It is important, therefore, to analyse the noetic effects of sin. In so doing, one must acknowledge the tension between the yet and the not-yet of salvation because the transformation of Christian believers remains incomplete. This implies that an analysis of the noetic effects of sin will be incomplete as well because it is impossible for anyone on earth to transcend the consequences of sin completely.This qualification notwithstanding, this paper will offer a biblical and systematic analysis of the noetic effects of sin. According to Scripture, our nous must be renewed by participation in the nous of Christ.Where do we need this renewal?
This paper will begin, building on the work of e.g., Rik Peels and Dru Johnson, with an overview of the most important biblical motifs. Following this biblical analysis, I will provide an analysis from a systematic-theological point of view. Here I will begin by considering analyses that focus on propositional knowledge as warranted true belief, acknowledging the helpful contributions of Rene van Woudenberg, Alvin Plantinga and Rik Peels. I will propose that such analyses can be enhanced through the recognition that knowledge is more than simply “warranted true beliefs” acquired by our cognitive faculties and that reality is more complicated than their analysis acknowledges.
In the second part of my systematic-theological analysis, I will introduce several concepts which clarify the noetic effects of sin—namely, (a) the concept of perspective (building on Ingolf Dalferth), (b) the concept of relation (with indebtedness to Esther Lightcap Meek’s covenant epistemology), (c) the concept of existence (conceiving of the sinner as homo incurvatus in se and building on the work of Eberhard Jüngel), and finally, (d) the concept of dominium (i.e., the position of human in God’s creation, with indebtedness to Oliver O’Donovan). In the final section, I will draw some conclusions.

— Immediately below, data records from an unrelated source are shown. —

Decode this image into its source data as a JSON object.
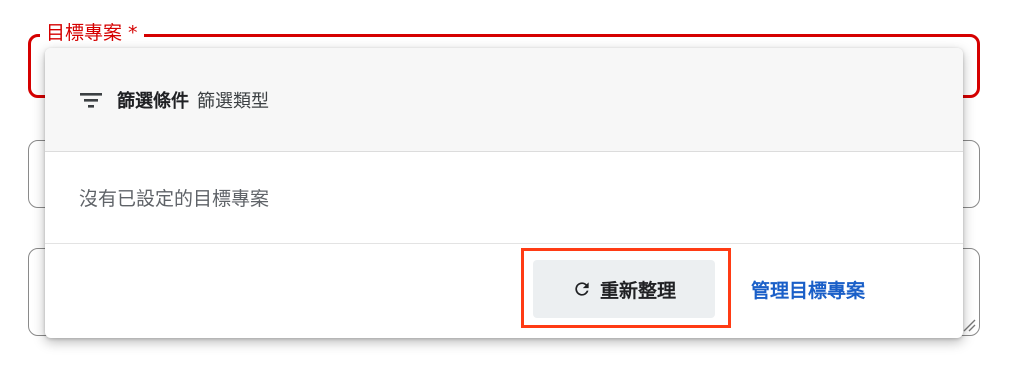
{
  "target_field": {
    "label": "目標專案 *"
  },
  "dropdown": {
    "filter": {
      "icon": "filter-list-icon",
      "title": "篩選條件",
      "type_label": "篩選類型"
    },
    "empty_message": "沒有已設定的目標專案",
    "actions": {
      "refresh_label": "重新整理",
      "refresh_icon": "refresh-icon",
      "manage_label": "管理目標專案"
    }
  },
  "colors": {
    "error": "#d50000",
    "highlight": "#ff3b14",
    "link": "#1a5fc8",
    "button_bg": "#eceff1"
  }
}
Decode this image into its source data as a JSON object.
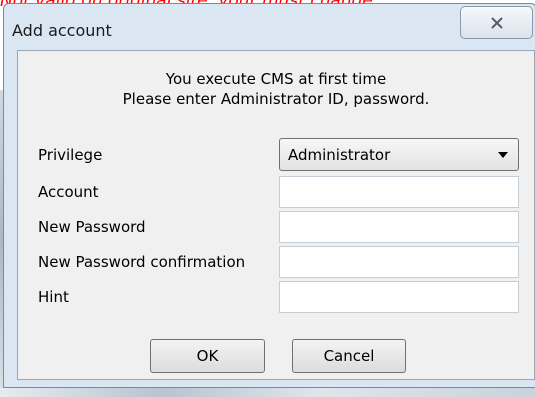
{
  "background": {
    "warning_text": "Not valid on original site, your must change…"
  },
  "dialog": {
    "title": "Add account",
    "close_glyph": "✕",
    "message": {
      "line1": "You execute CMS at first time",
      "line2": "Please enter Administrator ID, password."
    },
    "fields": {
      "privilege": {
        "label": "Privilege",
        "value": "Administrator"
      },
      "account": {
        "label": "Account",
        "value": ""
      },
      "new_password": {
        "label": "New Password",
        "value": ""
      },
      "confirm_password": {
        "label": "New Password confirmation",
        "value": ""
      },
      "hint": {
        "label": "Hint",
        "value": ""
      }
    },
    "buttons": {
      "ok": "OK",
      "cancel": "Cancel"
    }
  },
  "colors": {
    "window_frame": "#dbe6f3",
    "client_area": "#f0f0f0",
    "warning_text": "#ff0000"
  }
}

Dru Johnson, Biblical Knowing. A Scriptural Epistemology of Error, Cascade Books Eugene OR 2013
Esther Lightcap Meek, Loving to know. Introducing covenant epistemology, Cascade Books Eugene OR, 2011
Stephen K. Moroney, The Noetic Effects of Sin. A Historical and Contemporary Exploration of How Sin Effects Our Thinking, Lexington Books Lanham / Boulder / New York / Oxford 2000

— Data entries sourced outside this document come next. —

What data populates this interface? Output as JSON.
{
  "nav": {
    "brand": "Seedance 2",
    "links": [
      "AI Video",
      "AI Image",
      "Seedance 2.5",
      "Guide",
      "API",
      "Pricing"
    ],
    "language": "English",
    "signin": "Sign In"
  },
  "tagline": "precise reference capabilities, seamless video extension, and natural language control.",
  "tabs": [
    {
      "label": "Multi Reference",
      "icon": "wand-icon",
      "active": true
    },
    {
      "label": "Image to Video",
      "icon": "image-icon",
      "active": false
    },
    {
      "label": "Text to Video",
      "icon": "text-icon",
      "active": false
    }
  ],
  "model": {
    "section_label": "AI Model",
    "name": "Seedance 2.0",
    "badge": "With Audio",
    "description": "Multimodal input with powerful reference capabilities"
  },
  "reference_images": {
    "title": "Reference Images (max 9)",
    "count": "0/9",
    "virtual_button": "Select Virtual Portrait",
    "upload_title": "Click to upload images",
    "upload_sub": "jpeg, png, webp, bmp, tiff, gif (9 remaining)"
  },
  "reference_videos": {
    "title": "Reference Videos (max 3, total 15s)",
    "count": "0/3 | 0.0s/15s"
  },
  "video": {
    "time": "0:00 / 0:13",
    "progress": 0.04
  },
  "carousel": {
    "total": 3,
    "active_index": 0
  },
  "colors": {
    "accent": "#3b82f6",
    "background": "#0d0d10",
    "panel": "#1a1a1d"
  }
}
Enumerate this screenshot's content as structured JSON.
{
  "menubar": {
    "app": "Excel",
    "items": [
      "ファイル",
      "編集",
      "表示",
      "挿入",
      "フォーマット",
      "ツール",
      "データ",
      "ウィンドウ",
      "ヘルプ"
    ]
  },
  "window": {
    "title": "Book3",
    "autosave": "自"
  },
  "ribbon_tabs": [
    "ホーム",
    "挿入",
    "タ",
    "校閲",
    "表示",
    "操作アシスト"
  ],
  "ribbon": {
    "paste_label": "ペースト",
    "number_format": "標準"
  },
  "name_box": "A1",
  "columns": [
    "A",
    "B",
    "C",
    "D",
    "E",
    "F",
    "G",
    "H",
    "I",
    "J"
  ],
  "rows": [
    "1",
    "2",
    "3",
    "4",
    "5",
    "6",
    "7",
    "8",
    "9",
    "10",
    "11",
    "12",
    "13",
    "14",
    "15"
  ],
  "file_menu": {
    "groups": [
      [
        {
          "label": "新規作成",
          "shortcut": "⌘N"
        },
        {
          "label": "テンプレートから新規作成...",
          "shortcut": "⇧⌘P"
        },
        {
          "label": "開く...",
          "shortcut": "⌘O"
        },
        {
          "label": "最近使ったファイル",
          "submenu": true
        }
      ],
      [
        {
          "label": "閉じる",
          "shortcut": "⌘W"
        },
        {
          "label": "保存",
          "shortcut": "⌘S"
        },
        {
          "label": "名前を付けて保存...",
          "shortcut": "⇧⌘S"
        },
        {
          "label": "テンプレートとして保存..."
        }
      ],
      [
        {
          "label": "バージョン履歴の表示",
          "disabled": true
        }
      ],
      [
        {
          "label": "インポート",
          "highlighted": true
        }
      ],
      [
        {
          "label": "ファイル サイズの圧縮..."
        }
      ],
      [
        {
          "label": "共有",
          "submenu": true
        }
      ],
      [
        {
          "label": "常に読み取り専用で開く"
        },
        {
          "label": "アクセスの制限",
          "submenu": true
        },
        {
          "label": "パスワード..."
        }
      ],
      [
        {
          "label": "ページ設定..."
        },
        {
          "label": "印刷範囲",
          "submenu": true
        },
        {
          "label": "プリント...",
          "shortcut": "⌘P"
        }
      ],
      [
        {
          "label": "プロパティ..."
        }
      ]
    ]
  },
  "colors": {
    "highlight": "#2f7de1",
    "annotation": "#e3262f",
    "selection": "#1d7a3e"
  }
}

Alvin Plantinga, Warranted Christian Belief, Oxford University Press Oxford 2000
René van Woudenberg, ‘Over de noëtische gevolgen van de zonde. Een filosofische beschouwing’ In: Nederlands Theologisch Tijdschrift 52 (1998) 224-240